INSTRUCTIONS TO FOLLOW: Show each line of the listing in which the word "title" occurs.

===== GIVEN ENTRIES =====

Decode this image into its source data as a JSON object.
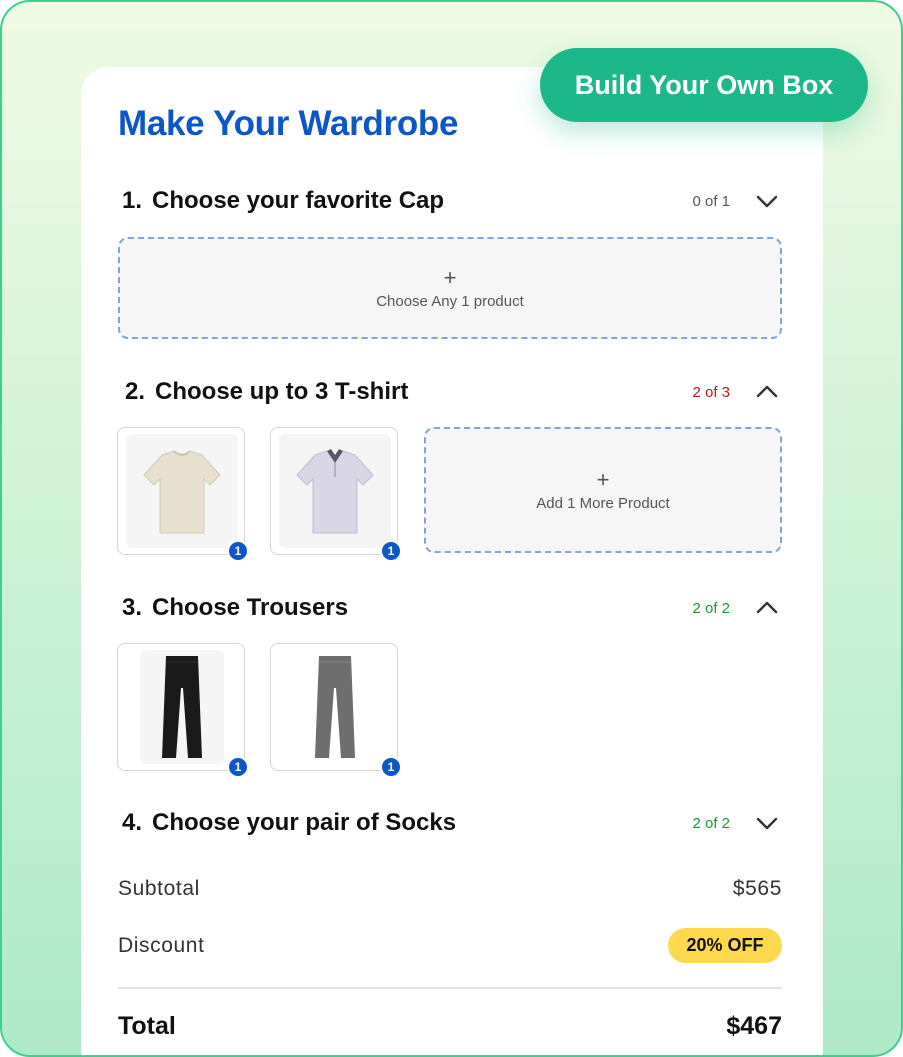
{
  "badge": {
    "label": "Build Your Own Box"
  },
  "title": "Make Your Wardrobe",
  "sections": [
    {
      "number": "1.",
      "title": "Choose your favorite Cap",
      "count": "0 of 1",
      "count_color": "#555555",
      "expanded": false,
      "empty_slot": {
        "plus": "+",
        "label": "Choose Any 1 product"
      }
    },
    {
      "number": "2.",
      "title": "Choose up to 3 T-shirt",
      "count": "2 of 3",
      "count_color": "#c0161d",
      "expanded": true,
      "items": [
        {
          "name": "beige-tshirt",
          "qty": "1"
        },
        {
          "name": "lilac-polo-shirt",
          "qty": "1"
        }
      ],
      "add_slot": {
        "plus": "+",
        "label": "Add 1 More Product"
      }
    },
    {
      "number": "3.",
      "title": "Choose Trousers",
      "count": "2 of 2",
      "count_color": "#1c9a2e",
      "expanded": true,
      "items": [
        {
          "name": "black-trousers",
          "qty": "1"
        },
        {
          "name": "grey-trousers",
          "qty": "1"
        }
      ]
    },
    {
      "number": "4.",
      "title": "Choose your pair of Socks",
      "count": "2 of 2",
      "count_color": "#1c9a2e",
      "expanded": false
    }
  ],
  "summary": {
    "subtotal_label": "Subtotal",
    "subtotal_value": "$565",
    "discount_label": "Discount",
    "discount_value": "20% OFF",
    "total_label": "Total",
    "total_value": "$467"
  },
  "colors": {
    "brand": "#0d56c8",
    "accent": "#1cb889",
    "discount": "#ffd84d"
  }
}
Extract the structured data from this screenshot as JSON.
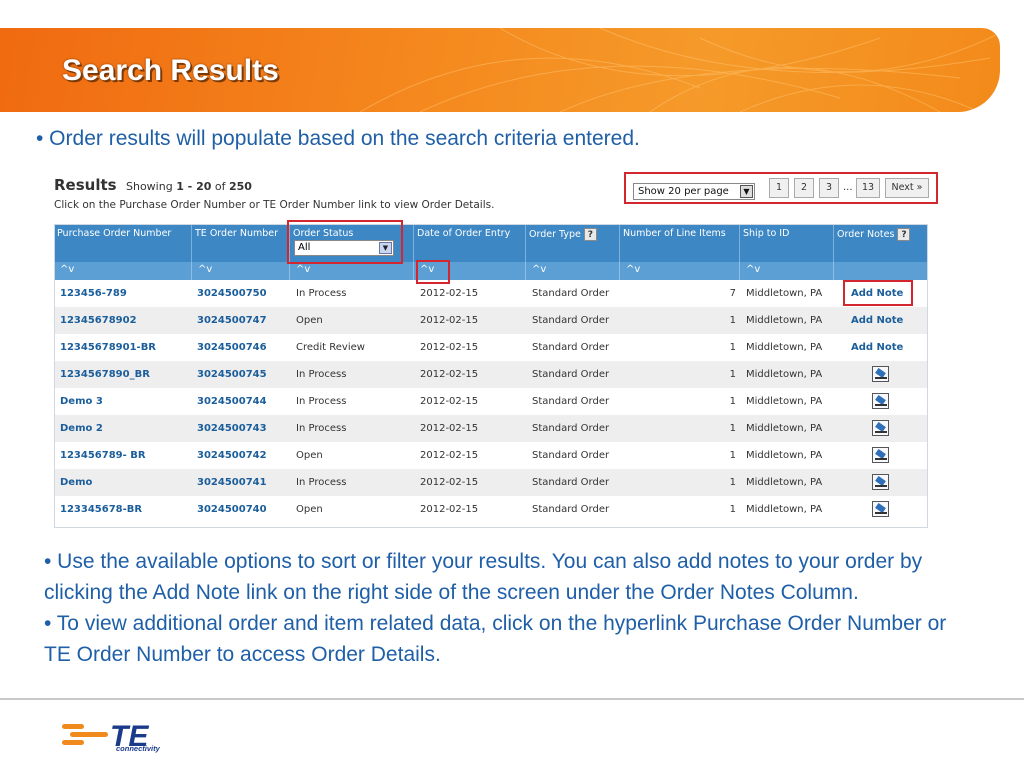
{
  "slide": {
    "title": "Search Results",
    "bullet1": "• Order results will populate based on the search criteria entered.",
    "bullet2": "• Use the available options to sort or filter your results. You can also add notes to your order by clicking the Add Note link on the right side of the screen under the Order Notes Column.",
    "bullet3": "• To view additional order and item related data, click on the hyperlink Purchase Order Number or TE Order Number to access Order Details.",
    "logo_brand": "TE",
    "logo_tagline": "connectivity"
  },
  "results": {
    "heading": "Results",
    "showing_prefix": "Showing",
    "range": "1 - 20",
    "of": "of",
    "total": "250",
    "instructions": "Click on the Purchase Order Number or TE Order Number link to view Order Details."
  },
  "pager": {
    "per_page": "Show 20 per page",
    "pages": [
      "1",
      "2",
      "3"
    ],
    "ellipsis": "...",
    "last_page": "13",
    "next": "Next »"
  },
  "columns": {
    "po": "Purchase Order Number",
    "te": "TE Order Number",
    "status": "Order Status",
    "status_filter": "All",
    "date": "Date of Order Entry",
    "type": "Order Type",
    "lines": "Number of Line Items",
    "ship": "Ship to ID",
    "notes": "Order Notes",
    "help": "?",
    "sort": "^v"
  },
  "rows": [
    {
      "po": "123456-789",
      "te": "3024500750",
      "status": "In Process",
      "date": "2012-02-15",
      "type": "Standard Order",
      "lines": "7",
      "ship": "Middletown, PA",
      "note": "Add Note"
    },
    {
      "po": "12345678902",
      "te": "3024500747",
      "status": "Open",
      "date": "2012-02-15",
      "type": "Standard Order",
      "lines": "1",
      "ship": "Middletown, PA",
      "note": "Add Note"
    },
    {
      "po": "12345678901-BR",
      "te": "3024500746",
      "status": "Credit Review",
      "date": "2012-02-15",
      "type": "Standard Order",
      "lines": "1",
      "ship": "Middletown, PA",
      "note": "Add Note"
    },
    {
      "po": "1234567890_BR",
      "te": "3024500745",
      "status": "In Process",
      "date": "2012-02-15",
      "type": "Standard Order",
      "lines": "1",
      "ship": "Middletown, PA",
      "note": ""
    },
    {
      "po": "Demo 3",
      "te": "3024500744",
      "status": "In Process",
      "date": "2012-02-15",
      "type": "Standard Order",
      "lines": "1",
      "ship": "Middletown, PA",
      "note": ""
    },
    {
      "po": "Demo 2",
      "te": "3024500743",
      "status": "In Process",
      "date": "2012-02-15",
      "type": "Standard Order",
      "lines": "1",
      "ship": "Middletown, PA",
      "note": ""
    },
    {
      "po": "123456789- BR",
      "te": "3024500742",
      "status": "Open",
      "date": "2012-02-15",
      "type": "Standard Order",
      "lines": "1",
      "ship": "Middletown, PA",
      "note": ""
    },
    {
      "po": "Demo",
      "te": "3024500741",
      "status": "In Process",
      "date": "2012-02-15",
      "type": "Standard Order",
      "lines": "1",
      "ship": "Middletown, PA",
      "note": ""
    },
    {
      "po": "123345678-BR",
      "te": "3024500740",
      "status": "Open",
      "date": "2012-02-15",
      "type": "Standard Order",
      "lines": "1",
      "ship": "Middletown, PA",
      "note": ""
    }
  ],
  "colors": {
    "banner": "#f58a1f",
    "header": "#3d87c4",
    "sortbar": "#5b9fd4",
    "link": "#1b5e9b",
    "highlight": "#d4262e",
    "bullet_text": "#1f5fa8"
  }
}
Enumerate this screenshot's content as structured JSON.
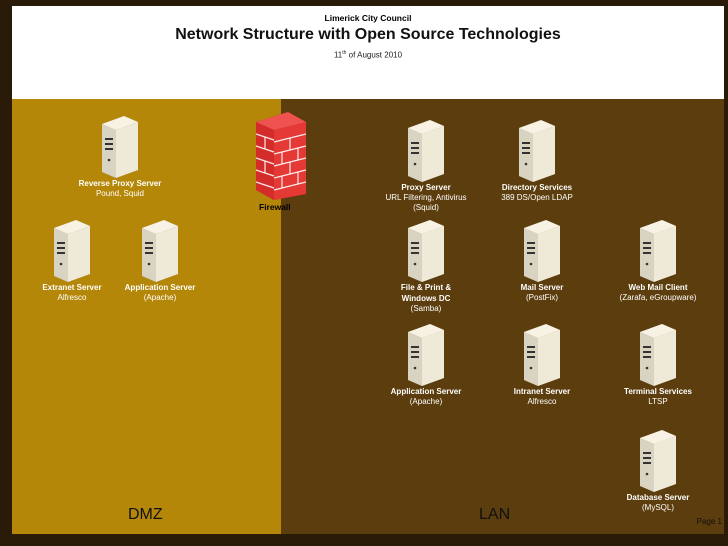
{
  "header": {
    "organization": "Limerick City Council",
    "title": "Network Structure with Open Source Technologies",
    "date_day": "11",
    "date_suffix": "th",
    "date_rest": " of August 2010"
  },
  "zones": {
    "dmz": "DMZ",
    "lan": "LAN"
  },
  "firewall": {
    "label": "Firewall",
    "color": "#d42b2b"
  },
  "page_label": "Page 1",
  "colors": {
    "dmz": "#b48708",
    "lan": "#5c3d0d",
    "header": "#ffffff"
  },
  "nodes": {
    "reverse_proxy": {
      "name": "Reverse Proxy Server",
      "desc": [
        "Pound, Squid"
      ]
    },
    "extranet": {
      "name": "Extranet Server",
      "desc": [
        "Alfresco"
      ]
    },
    "app_dmz": {
      "name": "Application Server",
      "desc": [
        "(Apache)"
      ]
    },
    "proxy": {
      "name": "Proxy Server",
      "desc": [
        "URL Filtering, Antivirus",
        "(Squid)"
      ]
    },
    "directory": {
      "name": "Directory Services",
      "desc": [
        "389 DS/Open LDAP"
      ]
    },
    "file_print": {
      "name": "File & Print &",
      "name2": "Windows DC",
      "desc": [
        "(Samba)"
      ]
    },
    "mail": {
      "name": "Mail Server",
      "desc": [
        "(PostFix)"
      ]
    },
    "webmail": {
      "name": "Web Mail Client",
      "desc": [
        "(Zarafa, eGroupware)"
      ]
    },
    "app_lan": {
      "name": "Application Server",
      "desc": [
        "(Apache)"
      ]
    },
    "intranet": {
      "name": "Intranet Server",
      "desc": [
        "Alfresco"
      ]
    },
    "terminal": {
      "name": "Terminal Services",
      "desc": [
        "LTSP"
      ]
    },
    "database": {
      "name": "Database Server",
      "desc": [
        "(MySQL)"
      ]
    }
  }
}
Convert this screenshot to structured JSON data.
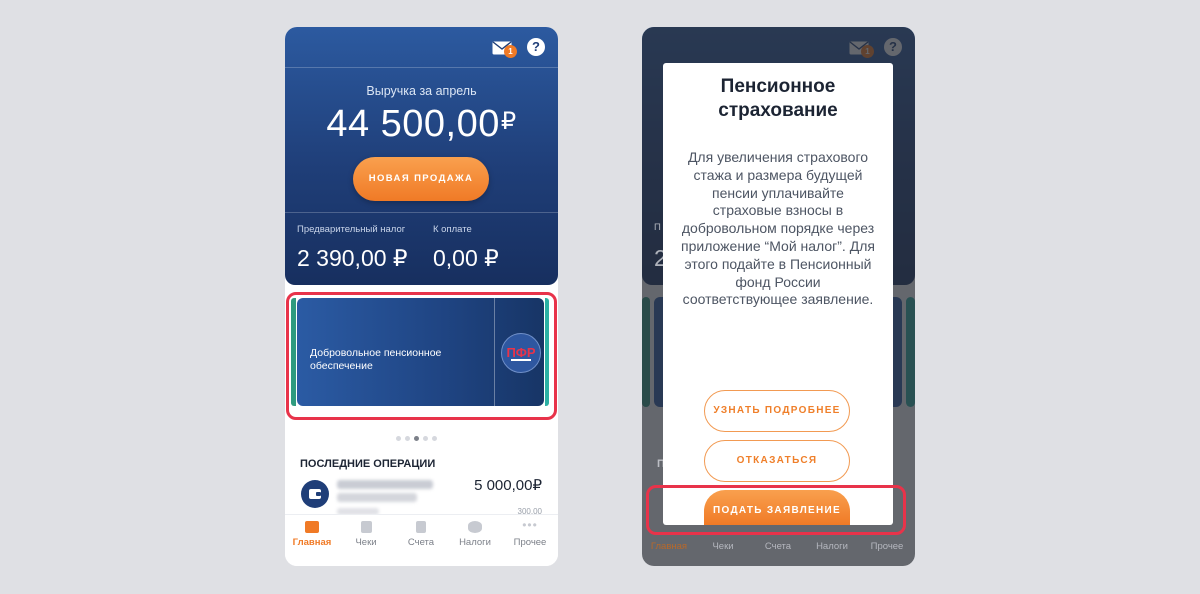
{
  "colors": {
    "accent": "#f07a26",
    "brand_blue": "#1f3e78",
    "highlight_red": "#e8334a"
  },
  "left_screen": {
    "header": {
      "mail_badge_count": "1",
      "help_label": "?",
      "revenue_label": "Выручка за апрель",
      "revenue_amount": "44 500,00",
      "currency_symbol": "₽",
      "new_sale_button": "НОВАЯ ПРОДАЖА",
      "prepaid_tax_label": "Предварительный налог",
      "prepaid_tax_value": "2 390,00 ₽",
      "to_pay_label": "К оплате",
      "to_pay_value": "0,00 ₽"
    },
    "banner": {
      "text": "Добровольное пенсионное обеспечение",
      "logo_icon": "pfr-logo-icon"
    },
    "carousel": {
      "total": 5,
      "active_index": 3
    },
    "operations": {
      "title": "ПОСЛЕДНИЕ ОПЕРАЦИИ",
      "items": [
        {
          "amount": "5 000,00₽",
          "sub_amount": "300,00"
        }
      ]
    },
    "tabs": [
      {
        "label": "Главная",
        "icon": "briefcase-icon",
        "active": true
      },
      {
        "label": "Чеки",
        "icon": "receipt-icon",
        "active": false
      },
      {
        "label": "Счета",
        "icon": "document-icon",
        "active": false
      },
      {
        "label": "Налоги",
        "icon": "coins-icon",
        "active": false
      },
      {
        "label": "Прочее",
        "icon": "more-icon",
        "active": false
      }
    ]
  },
  "right_screen": {
    "modal": {
      "title": "Пенсионное страхование",
      "body": "Для увеличения страхового стажа и размера будущей пенсии уплачивайте страховые взносы в добровольном порядке через приложение “Мой налог”. Для этого подайте в Пенсионный фонд России соответствующее заявление.",
      "learn_more_button": "УЗНАТЬ ПОДРОБНЕЕ",
      "decline_button": "ОТКАЗАТЬСЯ",
      "submit_button": "ПОДАТЬ ЗАЯВЛЕНИЕ"
    },
    "dim_tabs": [
      "Главная",
      "Чеки",
      "Счета",
      "Налоги",
      "Прочее"
    ],
    "dim_visible_text": {
      "ops_prefix": "П",
      "tax_prefix": "П",
      "tax_value_prefix": "2"
    }
  }
}
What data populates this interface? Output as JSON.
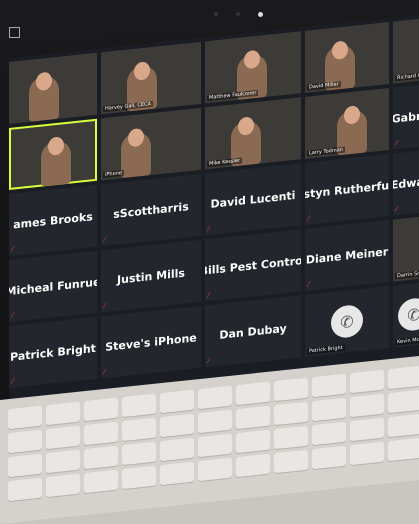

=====

FINISHED EXERCISE:
  "title": "Make Your Wardrobe",
      "title": "Choose your favorite Cap",
      "title": "Choose up to 3 T-shirt",
      "title": "Choose Trousers",
      "title": "Choose your pair of Socks",
    "title": "Search Results",
    "title": "Network Structure with Open Source Technologies",
      "title": "ПОСЛЕДНИЕ ОПЕРАЦИИ",
      "title": "Пенсионное страхование",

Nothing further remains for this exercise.